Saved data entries

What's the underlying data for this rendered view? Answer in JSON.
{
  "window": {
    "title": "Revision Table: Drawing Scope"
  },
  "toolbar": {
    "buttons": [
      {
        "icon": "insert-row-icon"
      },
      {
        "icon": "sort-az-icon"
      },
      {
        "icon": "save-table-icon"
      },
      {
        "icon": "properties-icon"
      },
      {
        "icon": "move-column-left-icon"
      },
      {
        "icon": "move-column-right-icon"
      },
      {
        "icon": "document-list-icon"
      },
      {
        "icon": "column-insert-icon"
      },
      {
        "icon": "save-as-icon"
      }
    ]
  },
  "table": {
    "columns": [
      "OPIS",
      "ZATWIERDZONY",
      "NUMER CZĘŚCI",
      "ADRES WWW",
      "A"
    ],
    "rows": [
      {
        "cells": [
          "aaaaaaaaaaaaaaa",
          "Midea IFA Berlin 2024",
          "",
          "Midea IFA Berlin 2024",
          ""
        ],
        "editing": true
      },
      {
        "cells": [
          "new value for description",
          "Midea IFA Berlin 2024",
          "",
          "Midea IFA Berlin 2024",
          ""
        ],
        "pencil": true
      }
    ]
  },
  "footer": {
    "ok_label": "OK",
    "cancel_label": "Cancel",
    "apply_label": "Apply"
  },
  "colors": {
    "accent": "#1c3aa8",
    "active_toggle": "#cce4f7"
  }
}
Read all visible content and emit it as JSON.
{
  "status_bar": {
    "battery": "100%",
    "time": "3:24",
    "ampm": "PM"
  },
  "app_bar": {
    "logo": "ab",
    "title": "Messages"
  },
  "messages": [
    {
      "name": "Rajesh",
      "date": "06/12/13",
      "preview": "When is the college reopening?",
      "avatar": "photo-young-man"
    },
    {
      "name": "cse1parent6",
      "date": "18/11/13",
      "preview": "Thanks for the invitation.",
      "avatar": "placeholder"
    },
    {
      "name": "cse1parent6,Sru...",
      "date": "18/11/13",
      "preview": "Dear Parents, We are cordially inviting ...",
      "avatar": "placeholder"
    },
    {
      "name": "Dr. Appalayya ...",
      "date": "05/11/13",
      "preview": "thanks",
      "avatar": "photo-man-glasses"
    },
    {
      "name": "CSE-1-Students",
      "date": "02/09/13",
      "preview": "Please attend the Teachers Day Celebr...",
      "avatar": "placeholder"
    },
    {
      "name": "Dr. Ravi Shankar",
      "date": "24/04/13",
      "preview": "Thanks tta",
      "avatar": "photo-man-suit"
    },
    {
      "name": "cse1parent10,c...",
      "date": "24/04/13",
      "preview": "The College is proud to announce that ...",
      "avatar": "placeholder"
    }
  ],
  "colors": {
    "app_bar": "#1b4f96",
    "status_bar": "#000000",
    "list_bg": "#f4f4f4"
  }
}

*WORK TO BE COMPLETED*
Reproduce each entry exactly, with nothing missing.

*EXERCISE SOLUTION*
What's the underlying data for this rendered view? Answer in JSON.
{
  "window": {
    "title": "Revision Table: Drawing Scope"
  },
  "toolbar": {
    "buttons": [
      {
        "icon": "insert-row-icon"
      },
      {
        "icon": "sort-az-icon"
      },
      {
        "icon": "save-table-icon"
      },
      {
        "icon": "properties-icon"
      },
      {
        "icon": "move-column-left-icon"
      },
      {
        "icon": "move-column-right-icon"
      },
      {
        "icon": "document-list-icon"
      },
      {
        "icon": "column-insert-icon"
      },
      {
        "icon": "save-as-icon"
      }
    ]
  },
  "table": {
    "columns": [
      "OPIS",
      "ZATWIERDZONY",
      "NUMER CZĘŚCI",
      "ADRES WWW",
      "A"
    ],
    "rows": [
      {
        "cells": [
          "aaaaaaaaaaaaaaa",
          "Midea IFA Berlin 2024",
          "",
          "Midea IFA Berlin 2024",
          ""
        ],
        "editing": true
      },
      {
        "cells": [
          "new value for description",
          "Midea IFA Berlin 2024",
          "",
          "Midea IFA Berlin 2024",
          ""
        ],
        "pencil": true
      }
    ]
  },
  "footer": {
    "ok_label": "OK",
    "cancel_label": "Cancel",
    "apply_label": "Apply"
  },
  "colors": {
    "accent": "#1c3aa8",
    "active_toggle": "#cce4f7"
  }
}
Read all visible content and emit it as JSON.
{
  "status_bar": {
    "battery": "100%",
    "time": "3:24",
    "ampm": "PM"
  },
  "app_bar": {
    "logo": "ab",
    "title": "Messages"
  },
  "messages": [
    {
      "name": "Rajesh",
      "date": "06/12/13",
      "preview": "When is the college reopening?",
      "avatar": "photo-young-man"
    },
    {
      "name": "cse1parent6",
      "date": "18/11/13",
      "preview": "Thanks for the invitation.",
      "avatar": "placeholder"
    },
    {
      "name": "cse1parent6,Sru...",
      "date": "18/11/13",
      "preview": "Dear Parents, We are cordially inviting ...",
      "avatar": "placeholder"
    },
    {
      "name": "Dr. Appalayya ...",
      "date": "05/11/13",
      "preview": "thanks",
      "avatar": "photo-man-glasses"
    },
    {
      "name": "CSE-1-Students",
      "date": "02/09/13",
      "preview": "Please attend the Teachers Day Celebr...",
      "avatar": "placeholder"
    },
    {
      "name": "Dr. Ravi Shankar",
      "date": "24/04/13",
      "preview": "Thanks tta",
      "avatar": "photo-man-suit"
    },
    {
      "name": "cse1parent10,c...",
      "date": "24/04/13",
      "preview": "The College is proud to announce that ...",
      "avatar": "placeholder"
    }
  ],
  "colors": {
    "app_bar": "#1b4f96",
    "status_bar": "#000000",
    "list_bg": "#f4f4f4"
  }
}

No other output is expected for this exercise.